She is also set to address the country on an approach to and possible timeline for the reopening of schools, on Thursday. Spokesperson Elijah Mhlanga said Motshekga held several meetings with stakeholders in the basic education sector: “The purpose of the meetings was to consider the state of readiness for the reopening of schools.”
He said she met with the council of education ministers and MECs, teacher union representatives, school governing body associations and the South African Principals Association.

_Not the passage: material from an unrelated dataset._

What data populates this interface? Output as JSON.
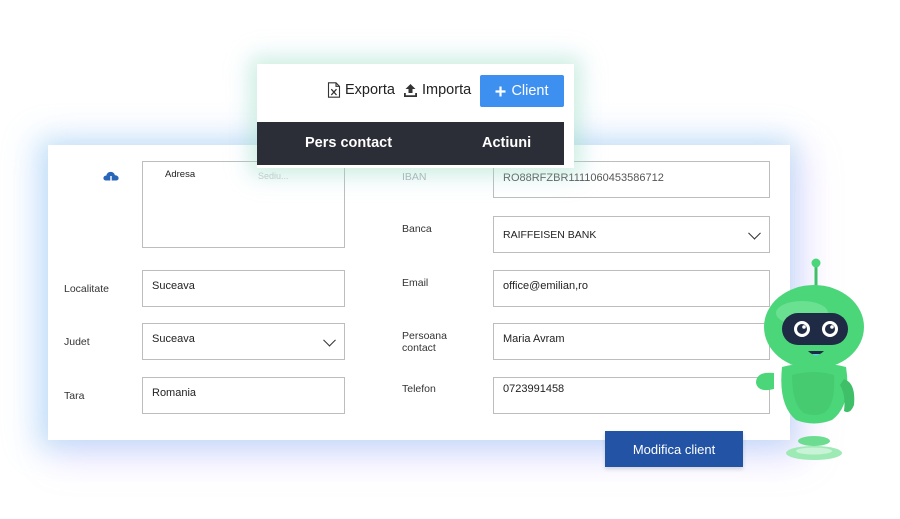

Lorraine Botha, the DA’s provincial spokesperson on education, said a preliminary academic recovery plan should consist of five phases: “The first phase will involve adhering to Covid-19 crisis management requirements, implementing a teachers’ assistance and performance standard, along with time-tabling guidance. The final phase will entail teaching of a new adapted curriculum to all grades.”
Botha said the plan, as discussed by the provincial department, was subject to decisions made by the National Coronavirus Command Council. “Before we can move forward, Motshekga needs to address core issues, including the transportation of learners to school, existing issues pertaining the overcrowding of classrooms and accommodating learners with special needs,” Botha added.
The South African Democratic Teachers’ Union’s general secretary, Mugwena Maluleke, said it would not encourage its members to return to work until the minimum Covid-19 safety requirements are met. According to Maluleke, personal protective equipment has not been procured for school administrators, teachers and support staff.
“The disinfecting of schools and offices have not even reached 25%. It is unlawful to expect workers to report for duty when their safety is not guaranteed. The union has an obligation to advise members not to put their safety, and that of their families, in danger before these safety precautions are in place,” he said.
The ANC’s provincial spokesperson on education, Khalid Sayed, added: “The Western Cape Education Department is placing our children’s future and the lives of teachers in danger by hastily opening these facilities without proper clearance or plans to ease the process.”